##### Available records #####

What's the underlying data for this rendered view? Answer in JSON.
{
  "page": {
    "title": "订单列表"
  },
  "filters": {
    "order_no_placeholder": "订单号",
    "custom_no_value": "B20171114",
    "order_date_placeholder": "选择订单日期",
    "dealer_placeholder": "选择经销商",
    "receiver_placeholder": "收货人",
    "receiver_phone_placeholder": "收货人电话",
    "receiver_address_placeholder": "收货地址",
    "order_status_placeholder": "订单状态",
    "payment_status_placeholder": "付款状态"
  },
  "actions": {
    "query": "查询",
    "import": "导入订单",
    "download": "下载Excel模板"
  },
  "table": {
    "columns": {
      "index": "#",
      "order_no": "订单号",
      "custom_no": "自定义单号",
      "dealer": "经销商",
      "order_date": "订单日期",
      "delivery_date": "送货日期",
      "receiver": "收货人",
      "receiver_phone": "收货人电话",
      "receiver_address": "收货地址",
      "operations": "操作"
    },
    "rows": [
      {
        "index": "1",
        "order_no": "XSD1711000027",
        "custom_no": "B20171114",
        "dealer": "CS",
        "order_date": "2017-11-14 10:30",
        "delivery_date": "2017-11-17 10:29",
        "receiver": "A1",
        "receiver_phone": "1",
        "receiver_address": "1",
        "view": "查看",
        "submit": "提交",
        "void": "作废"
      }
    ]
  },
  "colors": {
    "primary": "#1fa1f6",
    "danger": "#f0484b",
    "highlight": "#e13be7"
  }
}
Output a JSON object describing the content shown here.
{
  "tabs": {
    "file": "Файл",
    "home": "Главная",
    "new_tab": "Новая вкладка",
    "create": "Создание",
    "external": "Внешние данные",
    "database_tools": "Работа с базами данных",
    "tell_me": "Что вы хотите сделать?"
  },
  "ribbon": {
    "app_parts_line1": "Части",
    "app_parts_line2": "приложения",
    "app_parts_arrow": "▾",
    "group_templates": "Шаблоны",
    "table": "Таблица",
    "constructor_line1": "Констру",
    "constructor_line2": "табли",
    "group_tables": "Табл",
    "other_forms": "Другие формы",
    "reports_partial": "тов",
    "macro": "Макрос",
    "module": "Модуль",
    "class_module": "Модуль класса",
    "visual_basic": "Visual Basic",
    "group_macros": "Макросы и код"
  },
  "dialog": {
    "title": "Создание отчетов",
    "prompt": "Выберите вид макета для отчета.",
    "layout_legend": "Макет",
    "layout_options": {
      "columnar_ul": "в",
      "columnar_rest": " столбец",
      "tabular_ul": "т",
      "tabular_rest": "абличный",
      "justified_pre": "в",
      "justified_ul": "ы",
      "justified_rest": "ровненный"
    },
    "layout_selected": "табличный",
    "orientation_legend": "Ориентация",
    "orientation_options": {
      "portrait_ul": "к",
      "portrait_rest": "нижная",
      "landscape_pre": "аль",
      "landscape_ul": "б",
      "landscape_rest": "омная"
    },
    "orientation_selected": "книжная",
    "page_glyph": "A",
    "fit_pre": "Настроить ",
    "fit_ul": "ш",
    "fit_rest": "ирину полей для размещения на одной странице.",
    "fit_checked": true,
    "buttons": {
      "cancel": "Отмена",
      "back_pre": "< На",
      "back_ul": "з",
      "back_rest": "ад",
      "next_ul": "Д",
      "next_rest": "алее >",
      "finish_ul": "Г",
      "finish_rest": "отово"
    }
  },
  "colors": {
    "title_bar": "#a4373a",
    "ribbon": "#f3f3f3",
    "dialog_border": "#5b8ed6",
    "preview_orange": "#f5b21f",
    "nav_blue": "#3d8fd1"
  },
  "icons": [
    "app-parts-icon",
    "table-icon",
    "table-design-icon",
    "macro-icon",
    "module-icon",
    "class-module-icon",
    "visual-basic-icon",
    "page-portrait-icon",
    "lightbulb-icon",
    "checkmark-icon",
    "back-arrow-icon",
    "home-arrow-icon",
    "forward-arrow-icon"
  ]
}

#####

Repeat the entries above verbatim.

What's the underlying data for this rendered view? Answer in JSON.
{
  "page": {
    "title": "订单列表"
  },
  "filters": {
    "order_no_placeholder": "订单号",
    "custom_no_value": "B20171114",
    "order_date_placeholder": "选择订单日期",
    "dealer_placeholder": "选择经销商",
    "receiver_placeholder": "收货人",
    "receiver_phone_placeholder": "收货人电话",
    "receiver_address_placeholder": "收货地址",
    "order_status_placeholder": "订单状态",
    "payment_status_placeholder": "付款状态"
  },
  "actions": {
    "query": "查询",
    "import": "导入订单",
    "download": "下载Excel模板"
  },
  "table": {
    "columns": {
      "index": "#",
      "order_no": "订单号",
      "custom_no": "自定义单号",
      "dealer": "经销商",
      "order_date": "订单日期",
      "delivery_date": "送货日期",
      "receiver": "收货人",
      "receiver_phone": "收货人电话",
      "receiver_address": "收货地址",
      "operations": "操作"
    },
    "rows": [
      {
        "index": "1",
        "order_no": "XSD1711000027",
        "custom_no": "B20171114",
        "dealer": "CS",
        "order_date": "2017-11-14 10:30",
        "delivery_date": "2017-11-17 10:29",
        "receiver": "A1",
        "receiver_phone": "1",
        "receiver_address": "1",
        "view": "查看",
        "submit": "提交",
        "void": "作废"
      }
    ]
  },
  "colors": {
    "primary": "#1fa1f6",
    "danger": "#f0484b",
    "highlight": "#e13be7"
  }
}
Output a JSON object describing the content shown here.
{
  "tabs": {
    "file": "Файл",
    "home": "Главная",
    "new_tab": "Новая вкладка",
    "create": "Создание",
    "external": "Внешние данные",
    "database_tools": "Работа с базами данных",
    "tell_me": "Что вы хотите сделать?"
  },
  "ribbon": {
    "app_parts_line1": "Части",
    "app_parts_line2": "приложения",
    "app_parts_arrow": "▾",
    "group_templates": "Шаблоны",
    "table": "Таблица",
    "constructor_line1": "Констру",
    "constructor_line2": "табли",
    "group_tables": "Табл",
    "other_forms": "Другие формы",
    "reports_partial": "тов",
    "macro": "Макрос",
    "module": "Модуль",
    "class_module": "Модуль класса",
    "visual_basic": "Visual Basic",
    "group_macros": "Макросы и код"
  },
  "dialog": {
    "title": "Создание отчетов",
    "prompt": "Выберите вид макета для отчета.",
    "layout_legend": "Макет",
    "layout_options": {
      "columnar_ul": "в",
      "columnar_rest": " столбец",
      "tabular_ul": "т",
      "tabular_rest": "абличный",
      "justified_pre": "в",
      "justified_ul": "ы",
      "justified_rest": "ровненный"
    },
    "layout_selected": "табличный",
    "orientation_legend": "Ориентация",
    "orientation_options": {
      "portrait_ul": "к",
      "portrait_rest": "нижная",
      "landscape_pre": "аль",
      "landscape_ul": "б",
      "landscape_rest": "омная"
    },
    "orientation_selected": "книжная",
    "page_glyph": "A",
    "fit_pre": "Настроить ",
    "fit_ul": "ш",
    "fit_rest": "ирину полей для размещения на одной странице.",
    "fit_checked": true,
    "buttons": {
      "cancel": "Отмена",
      "back_pre": "< На",
      "back_ul": "з",
      "back_rest": "ад",
      "next_ul": "Д",
      "next_rest": "алее >",
      "finish_ul": "Г",
      "finish_rest": "отово"
    }
  },
  "colors": {
    "title_bar": "#a4373a",
    "ribbon": "#f3f3f3",
    "dialog_border": "#5b8ed6",
    "preview_orange": "#f5b21f",
    "nav_blue": "#3d8fd1"
  },
  "icons": [
    "app-parts-icon",
    "table-icon",
    "table-design-icon",
    "macro-icon",
    "module-icon",
    "class-module-icon",
    "visual-basic-icon",
    "page-portrait-icon",
    "lightbulb-icon",
    "checkmark-icon",
    "back-arrow-icon",
    "home-arrow-icon",
    "forward-arrow-icon"
  ]
}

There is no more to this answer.